(Beginning of EXTRACTED DATA)

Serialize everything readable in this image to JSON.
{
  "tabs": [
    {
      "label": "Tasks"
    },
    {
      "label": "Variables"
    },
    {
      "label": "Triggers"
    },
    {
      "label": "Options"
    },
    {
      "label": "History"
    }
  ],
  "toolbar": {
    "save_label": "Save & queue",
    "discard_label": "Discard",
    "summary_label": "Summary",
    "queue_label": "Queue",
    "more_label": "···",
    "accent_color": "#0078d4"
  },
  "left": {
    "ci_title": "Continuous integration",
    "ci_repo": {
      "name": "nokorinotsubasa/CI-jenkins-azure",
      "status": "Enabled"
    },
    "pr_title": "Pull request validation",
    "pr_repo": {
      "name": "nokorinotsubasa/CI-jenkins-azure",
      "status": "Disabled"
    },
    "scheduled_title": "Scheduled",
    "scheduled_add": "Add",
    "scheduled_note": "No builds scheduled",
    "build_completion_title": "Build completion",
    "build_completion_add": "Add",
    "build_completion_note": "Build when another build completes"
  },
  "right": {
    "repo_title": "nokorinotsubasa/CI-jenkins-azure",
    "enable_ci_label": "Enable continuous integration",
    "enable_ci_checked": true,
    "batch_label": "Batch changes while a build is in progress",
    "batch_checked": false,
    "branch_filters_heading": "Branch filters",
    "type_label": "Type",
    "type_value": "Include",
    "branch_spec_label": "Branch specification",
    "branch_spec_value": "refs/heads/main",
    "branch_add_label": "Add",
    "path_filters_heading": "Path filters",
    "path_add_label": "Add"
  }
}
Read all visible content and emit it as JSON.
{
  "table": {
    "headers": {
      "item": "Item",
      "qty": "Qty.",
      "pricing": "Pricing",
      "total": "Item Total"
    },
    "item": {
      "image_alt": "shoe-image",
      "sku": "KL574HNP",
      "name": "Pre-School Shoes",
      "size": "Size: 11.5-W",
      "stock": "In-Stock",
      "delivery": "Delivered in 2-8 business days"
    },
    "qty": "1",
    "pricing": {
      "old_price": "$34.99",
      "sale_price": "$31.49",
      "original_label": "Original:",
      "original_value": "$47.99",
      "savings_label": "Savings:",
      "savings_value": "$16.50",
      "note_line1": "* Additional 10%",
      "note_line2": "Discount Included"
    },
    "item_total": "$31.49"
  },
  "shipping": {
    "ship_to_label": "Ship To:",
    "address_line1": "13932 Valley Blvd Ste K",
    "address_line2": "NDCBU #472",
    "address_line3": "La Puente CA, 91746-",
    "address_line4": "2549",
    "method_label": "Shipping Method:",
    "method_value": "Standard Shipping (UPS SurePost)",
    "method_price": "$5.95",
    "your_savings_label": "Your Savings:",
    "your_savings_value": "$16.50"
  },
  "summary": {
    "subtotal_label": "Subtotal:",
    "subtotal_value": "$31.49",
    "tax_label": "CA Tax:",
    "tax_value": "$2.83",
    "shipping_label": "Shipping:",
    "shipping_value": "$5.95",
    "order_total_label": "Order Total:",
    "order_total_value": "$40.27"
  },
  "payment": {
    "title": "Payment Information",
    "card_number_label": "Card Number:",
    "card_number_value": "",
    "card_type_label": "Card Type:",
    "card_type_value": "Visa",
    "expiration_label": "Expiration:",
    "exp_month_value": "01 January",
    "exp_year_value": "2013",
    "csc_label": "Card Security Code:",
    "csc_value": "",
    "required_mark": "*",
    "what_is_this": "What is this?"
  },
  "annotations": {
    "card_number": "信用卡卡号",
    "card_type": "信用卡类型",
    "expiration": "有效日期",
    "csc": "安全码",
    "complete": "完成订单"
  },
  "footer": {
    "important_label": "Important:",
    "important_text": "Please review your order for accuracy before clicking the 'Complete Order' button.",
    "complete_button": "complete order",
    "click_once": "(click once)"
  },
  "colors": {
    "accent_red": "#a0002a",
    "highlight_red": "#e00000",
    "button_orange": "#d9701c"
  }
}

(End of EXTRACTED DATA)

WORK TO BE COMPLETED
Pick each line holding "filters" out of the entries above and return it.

THE ANSWER
    "branch_filters_heading": "Branch filters",
    "path_filters_heading": "Path filters",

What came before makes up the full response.